According to the new Tracking the Sun report released by the US Department of Energy’s Lawrence Berkeley National Laboratory, the cost of installing a solar system in the US considerably shrunk in 2010 and through the first half of 2011. The annual report looked at solar PV costs in the US and examined over 115,000 PV systems that were installed between 1998 and 2010 across 42 states.
The Berkeley National Lab report, which studied nearly 1,685MW of installed PV systems from the residential, commercial and utility sectors, found that over the past 18 months, the average pre-incentive cost of residential and commercial solar PV systems dropped 17% in 2010 and fell another 11% in the first half of 2011. The report noted that this was the largest annual reduction it had seen since the Berkeley Lab began tracking data.
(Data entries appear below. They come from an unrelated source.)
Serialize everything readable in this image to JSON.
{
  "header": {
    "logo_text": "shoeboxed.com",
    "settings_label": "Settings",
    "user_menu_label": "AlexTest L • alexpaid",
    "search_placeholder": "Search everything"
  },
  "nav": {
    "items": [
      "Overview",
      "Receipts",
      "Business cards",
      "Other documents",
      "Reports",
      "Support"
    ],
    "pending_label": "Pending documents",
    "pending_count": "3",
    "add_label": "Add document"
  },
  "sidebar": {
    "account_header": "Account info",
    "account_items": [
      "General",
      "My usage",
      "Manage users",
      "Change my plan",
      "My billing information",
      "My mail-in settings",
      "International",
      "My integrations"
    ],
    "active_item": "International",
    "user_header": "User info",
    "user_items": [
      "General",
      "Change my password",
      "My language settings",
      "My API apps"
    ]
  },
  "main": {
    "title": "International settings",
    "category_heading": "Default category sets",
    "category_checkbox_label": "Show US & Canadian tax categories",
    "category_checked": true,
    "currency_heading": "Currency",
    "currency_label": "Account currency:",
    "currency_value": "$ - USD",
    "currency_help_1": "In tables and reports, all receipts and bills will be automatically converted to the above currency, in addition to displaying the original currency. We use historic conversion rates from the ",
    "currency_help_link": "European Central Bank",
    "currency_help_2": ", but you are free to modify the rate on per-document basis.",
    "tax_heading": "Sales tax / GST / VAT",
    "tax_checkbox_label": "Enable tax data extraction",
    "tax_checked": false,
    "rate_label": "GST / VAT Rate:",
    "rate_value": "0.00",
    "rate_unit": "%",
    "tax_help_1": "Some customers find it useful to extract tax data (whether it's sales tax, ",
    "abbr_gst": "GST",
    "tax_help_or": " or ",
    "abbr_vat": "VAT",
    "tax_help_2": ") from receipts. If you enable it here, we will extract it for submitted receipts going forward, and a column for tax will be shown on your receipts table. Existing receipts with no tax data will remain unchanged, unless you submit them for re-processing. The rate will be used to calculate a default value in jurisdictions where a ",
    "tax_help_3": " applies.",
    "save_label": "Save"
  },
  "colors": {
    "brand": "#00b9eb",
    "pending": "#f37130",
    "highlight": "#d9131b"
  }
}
The report also claims that the drop in the costs of installation labor, balance of systems, overhead and other non-module costs sank 18% from 2009 to 2010. The researchers noted that since non-module costs are mostly impacted by state and federal policies, the 18% drop was a significant milestone in the deployment of further PV installations. Furthermore, it was stated that as the per-watt costs get lower, the average size of direct cash incentives from states and utilities as well as dollar-per-watt value of the federal tax incentive have both steadily fallen since their peak, leading to US solar incentives delivering an larger return on investment.
“Solar is ready to play a significant role in our nation’s energy economy. It’s reliable, it’s scalable, it’s safe, and now we’re seeing that it’s cost-competitive with conventional electricity resources in many parts of the country. The American solar industry has achieved these tremendous cost reductions and economic benefits while still supplying less than 1% of our national energy mix. Just imagine what the coming years could have in store if the US solar market is allowed to continue its robust growth,” said Carrie Hitt, president of the Solar Alliance, a state-focused alliance of solar manufacturers, integrators and financiers.
During the 1998 – 2010 period studied, the capacity-weighted residential and commercial installations saw costs drop by US$4.8/W (43%) in real 2010 dollars, from US$11/W in 1998 to US$6.2/W in 2010. The report notes that this is an average annual reduction of US$0.4/W (4.6%) per year, but highlights that cost reductions over the 13-year period saw the first big drop between 1998-2005. Between 2005 and 2009, the price was stagnate until 2010, which brought a with average installed costs drop of US$1.3/W (17%), compared to 2009.
The full report and accompanying presentation can be downloaded here.